[Exercise requirements]
Scan the lines below for the word "true". Copy each line you find it in.

(Data about app and page elements)
[Start of Attachment]
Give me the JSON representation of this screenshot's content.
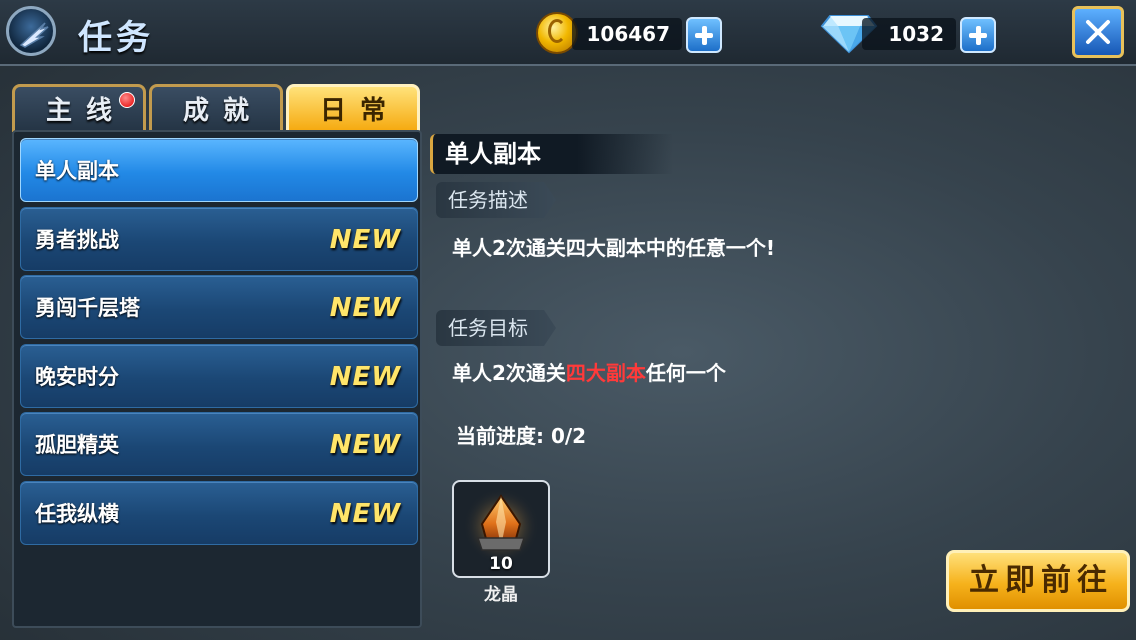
{
  "header": {
    "title": "任务",
    "gold": "106467",
    "diamonds": "1032"
  },
  "tabs": [
    {
      "label": "主线",
      "active": false,
      "has_notification": true
    },
    {
      "label": "成就",
      "active": false,
      "has_notification": false
    },
    {
      "label": "日常",
      "active": true,
      "has_notification": false
    }
  ],
  "task_list": [
    {
      "label": "单人副本",
      "selected": true,
      "badge": ""
    },
    {
      "label": "勇者挑战",
      "selected": false,
      "badge": "NEW"
    },
    {
      "label": "勇闯千层塔",
      "selected": false,
      "badge": "NEW"
    },
    {
      "label": "晚安时分",
      "selected": false,
      "badge": "NEW"
    },
    {
      "label": "孤胆精英",
      "selected": false,
      "badge": "NEW"
    },
    {
      "label": "任我纵横",
      "selected": false,
      "badge": "NEW"
    }
  ],
  "detail": {
    "title": "单人副本",
    "description_label": "任务描述",
    "description": "单人2次通关四大副本中的任意一个!",
    "goal_label": "任务目标",
    "goal_prefix": "单人2次通关",
    "goal_highlight": "四大副本",
    "goal_suffix": "任何一个",
    "progress": "当前进度: 0/2",
    "reward": {
      "icon": "dragon-crystal-icon",
      "count": "10",
      "name": "龙晶"
    },
    "go_button": "立即前往"
  },
  "colors": {
    "accent_gold": "#f6b21c",
    "selected_blue": "#2289e6",
    "highlight_red": "#ff3a3a",
    "new_badge_yellow": "#ffe56a"
  }
}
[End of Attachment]
[Your solution]
      "has_notification": true
      "active": true,
      "selected": true,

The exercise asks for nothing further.